◆ **STORED DATA**:
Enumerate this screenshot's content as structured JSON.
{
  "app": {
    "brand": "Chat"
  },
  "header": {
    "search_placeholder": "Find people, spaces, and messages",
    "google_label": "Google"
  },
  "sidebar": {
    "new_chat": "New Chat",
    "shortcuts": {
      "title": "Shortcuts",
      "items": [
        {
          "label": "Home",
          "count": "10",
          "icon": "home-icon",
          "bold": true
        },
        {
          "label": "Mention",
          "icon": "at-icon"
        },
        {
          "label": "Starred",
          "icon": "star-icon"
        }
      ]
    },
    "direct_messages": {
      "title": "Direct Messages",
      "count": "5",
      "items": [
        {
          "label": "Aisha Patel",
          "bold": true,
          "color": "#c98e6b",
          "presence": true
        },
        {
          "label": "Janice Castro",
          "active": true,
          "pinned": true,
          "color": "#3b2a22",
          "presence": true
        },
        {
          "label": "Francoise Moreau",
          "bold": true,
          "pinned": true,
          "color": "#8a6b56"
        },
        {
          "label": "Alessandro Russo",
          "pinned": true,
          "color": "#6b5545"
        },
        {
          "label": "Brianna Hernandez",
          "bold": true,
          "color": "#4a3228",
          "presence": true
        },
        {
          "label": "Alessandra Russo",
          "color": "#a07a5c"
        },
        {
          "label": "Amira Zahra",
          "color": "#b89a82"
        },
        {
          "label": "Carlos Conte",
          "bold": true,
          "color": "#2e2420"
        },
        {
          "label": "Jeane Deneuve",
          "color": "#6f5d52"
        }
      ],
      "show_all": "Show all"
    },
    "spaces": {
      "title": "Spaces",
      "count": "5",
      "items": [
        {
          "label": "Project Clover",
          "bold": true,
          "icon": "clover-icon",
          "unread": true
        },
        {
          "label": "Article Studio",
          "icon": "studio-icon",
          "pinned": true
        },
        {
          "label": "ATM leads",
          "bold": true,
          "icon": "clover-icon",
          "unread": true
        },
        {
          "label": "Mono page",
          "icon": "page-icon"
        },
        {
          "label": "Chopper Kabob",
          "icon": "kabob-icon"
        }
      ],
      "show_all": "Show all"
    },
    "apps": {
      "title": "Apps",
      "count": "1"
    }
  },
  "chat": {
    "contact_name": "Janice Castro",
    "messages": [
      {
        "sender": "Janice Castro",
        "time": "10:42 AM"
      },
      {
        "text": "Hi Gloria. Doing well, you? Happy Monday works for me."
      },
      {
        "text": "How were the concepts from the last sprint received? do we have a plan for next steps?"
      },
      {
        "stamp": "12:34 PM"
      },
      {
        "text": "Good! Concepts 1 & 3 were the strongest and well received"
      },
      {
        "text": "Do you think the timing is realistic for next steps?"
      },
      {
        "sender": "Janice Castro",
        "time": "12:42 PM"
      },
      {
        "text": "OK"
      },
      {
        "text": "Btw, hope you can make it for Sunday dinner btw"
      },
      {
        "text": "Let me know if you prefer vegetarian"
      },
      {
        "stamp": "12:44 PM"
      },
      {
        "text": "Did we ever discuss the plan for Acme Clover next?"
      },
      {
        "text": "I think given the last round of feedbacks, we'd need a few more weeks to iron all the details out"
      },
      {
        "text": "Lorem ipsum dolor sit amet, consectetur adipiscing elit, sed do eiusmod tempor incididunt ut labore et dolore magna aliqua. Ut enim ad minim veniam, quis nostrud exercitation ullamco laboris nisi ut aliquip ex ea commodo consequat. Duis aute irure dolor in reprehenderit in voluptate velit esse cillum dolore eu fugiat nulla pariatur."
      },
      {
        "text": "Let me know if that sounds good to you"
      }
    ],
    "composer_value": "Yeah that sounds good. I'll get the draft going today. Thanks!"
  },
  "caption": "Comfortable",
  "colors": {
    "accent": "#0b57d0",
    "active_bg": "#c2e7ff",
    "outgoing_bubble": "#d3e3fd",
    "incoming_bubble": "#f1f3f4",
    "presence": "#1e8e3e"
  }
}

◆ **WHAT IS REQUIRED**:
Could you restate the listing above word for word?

◆ **EXERCISE RESPONSE**:
Enumerate this screenshot's content as structured JSON.
{
  "app": {
    "brand": "Chat"
  },
  "header": {
    "search_placeholder": "Find people, spaces, and messages",
    "google_label": "Google"
  },
  "sidebar": {
    "new_chat": "New Chat",
    "shortcuts": {
      "title": "Shortcuts",
      "items": [
        {
          "label": "Home",
          "count": "10",
          "icon": "home-icon",
          "bold": true
        },
        {
          "label": "Mention",
          "icon": "at-icon"
        },
        {
          "label": "Starred",
          "icon": "star-icon"
        }
      ]
    },
    "direct_messages": {
      "title": "Direct Messages",
      "count": "5",
      "items": [
        {
          "label": "Aisha Patel",
          "bold": true,
          "color": "#c98e6b",
          "presence": true
        },
        {
          "label": "Janice Castro",
          "active": true,
          "pinned": true,
          "color": "#3b2a22",
          "presence": true
        },
        {
          "label": "Francoise Moreau",
          "bold": true,
          "pinned": true,
          "color": "#8a6b56"
        },
        {
          "label": "Alessandro Russo",
          "pinned": true,
          "color": "#6b5545"
        },
        {
          "label": "Brianna Hernandez",
          "bold": true,
          "color": "#4a3228",
          "presence": true
        },
        {
          "label": "Alessandra Russo",
          "color": "#a07a5c"
        },
        {
          "label": "Amira Zahra",
          "color": "#b89a82"
        },
        {
          "label": "Carlos Conte",
          "bold": true,
          "color": "#2e2420"
        },
        {
          "label": "Jeane Deneuve",
          "color": "#6f5d52"
        }
      ],
      "show_all": "Show all"
    },
    "spaces": {
      "title": "Spaces",
      "count": "5",
      "items": [
        {
          "label": "Project Clover",
          "bold": true,
          "icon": "clover-icon",
          "unread": true
        },
        {
          "label": "Article Studio",
          "icon": "studio-icon",
          "pinned": true
        },
        {
          "label": "ATM leads",
          "bold": true,
          "icon": "clover-icon",
          "unread": true
        },
        {
          "label": "Mono page",
          "icon": "page-icon"
        },
        {
          "label": "Chopper Kabob",
          "icon": "kabob-icon"
        }
      ],
      "show_all": "Show all"
    },
    "apps": {
      "title": "Apps",
      "count": "1"
    }
  },
  "chat": {
    "contact_name": "Janice Castro",
    "messages": [
      {
        "sender": "Janice Castro",
        "time": "10:42 AM"
      },
      {
        "text": "Hi Gloria. Doing well, you? Happy Monday works for me."
      },
      {
        "text": "How were the concepts from the last sprint received? do we have a plan for next steps?"
      },
      {
        "stamp": "12:34 PM"
      },
      {
        "text": "Good! Concepts 1 & 3 were the strongest and well received"
      },
      {
        "text": "Do you think the timing is realistic for next steps?"
      },
      {
        "sender": "Janice Castro",
        "time": "12:42 PM"
      },
      {
        "text": "OK"
      },
      {
        "text": "Btw, hope you can make it for Sunday dinner btw"
      },
      {
        "text": "Let me know if you prefer vegetarian"
      },
      {
        "stamp": "12:44 PM"
      },
      {
        "text": "Did we ever discuss the plan for Acme Clover next?"
      },
      {
        "text": "I think given the last round of feedbacks, we'd need a few more weeks to iron all the details out"
      },
      {
        "text": "Lorem ipsum dolor sit amet, consectetur adipiscing elit, sed do eiusmod tempor incididunt ut labore et dolore magna aliqua. Ut enim ad minim veniam, quis nostrud exercitation ullamco laboris nisi ut aliquip ex ea commodo consequat. Duis aute irure dolor in reprehenderit in voluptate velit esse cillum dolore eu fugiat nulla pariatur."
      },
      {
        "text": "Let me know if that sounds good to you"
      }
    ],
    "composer_value": "Yeah that sounds good. I'll get the draft going today. Thanks!"
  },
  "caption": "Comfortable",
  "colors": {
    "accent": "#0b57d0",
    "active_bg": "#c2e7ff",
    "outgoing_bubble": "#d3e3fd",
    "incoming_bubble": "#f1f3f4",
    "presence": "#1e8e3e"
  }
}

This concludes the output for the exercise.